Ryan Coogler and co-writer Joe Robert Cole pay lip service to the film's connection to the larger MCU, but the majority of "Wakanda Forever" is a direct sequel to the first "Black Panther." Its themes of deep-seated injustice, moral obligation, and promise of progress are all further developed in this movie. Added to them is the feeling of grief and loss, something felt by the filmmakers as well as the characters, and that theme reaches its apotheosis in the final scenes.

Shuri travels to Haiti to visit Nakia for assistance with saying a final goodbye to T'Challa. Sitting on the beach near Nakia's home, Shuri finally burns her funeral robes, her experiences as the Black Panther having taught her that her brother's spirit is out there somewhere, and that great leaders must heal themselves and move on. Almost as if in answer to her spiritual and moral growth, Nakia reveals that what she was really doing in Haiti was taking care of her son, the child she and T'Challa had in secret. Shuri is introduced to the boy, who explains that he has been taught about his father, and that his name is T'Challa, as well. 

The ending is the final statement of the film's theme of motherhood, something Coogler and his collaborators fully intended. As Coogler explains in an official press kit:

"The first film has a lot of father-son dynamics [...] This film very much became a story with motherhood as a motif. So often moms have to continue to mother through difficult situations."

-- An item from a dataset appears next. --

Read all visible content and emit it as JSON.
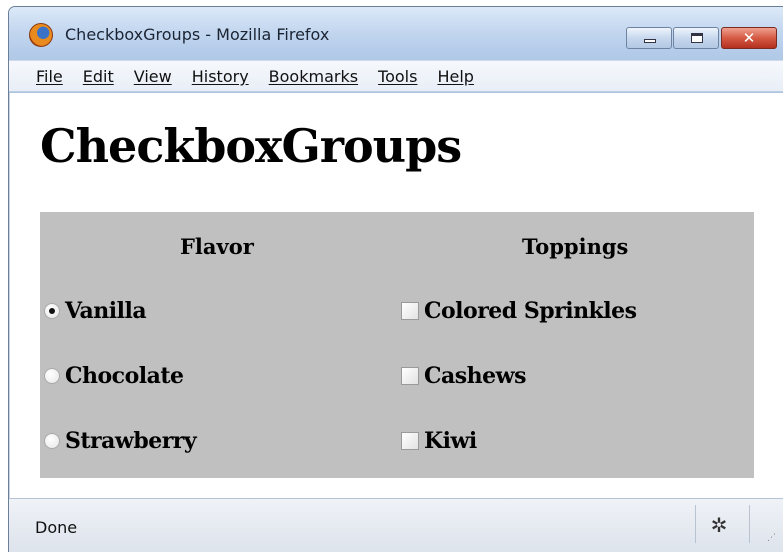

From Namor's mother ensuring his birth to Queen Ramonda protecting Shuri to Nakia protecting baby T'Challa to Shuri protecting the Wakandan people, motherhood is fraught with sacrifice and conflict but it's all in the service of preserving life. Life is a series of meetings and partings, and one thing is certain: it must, somehow, continue. The King is dead, the Queen is dead — long live the (potential) future Queen and King.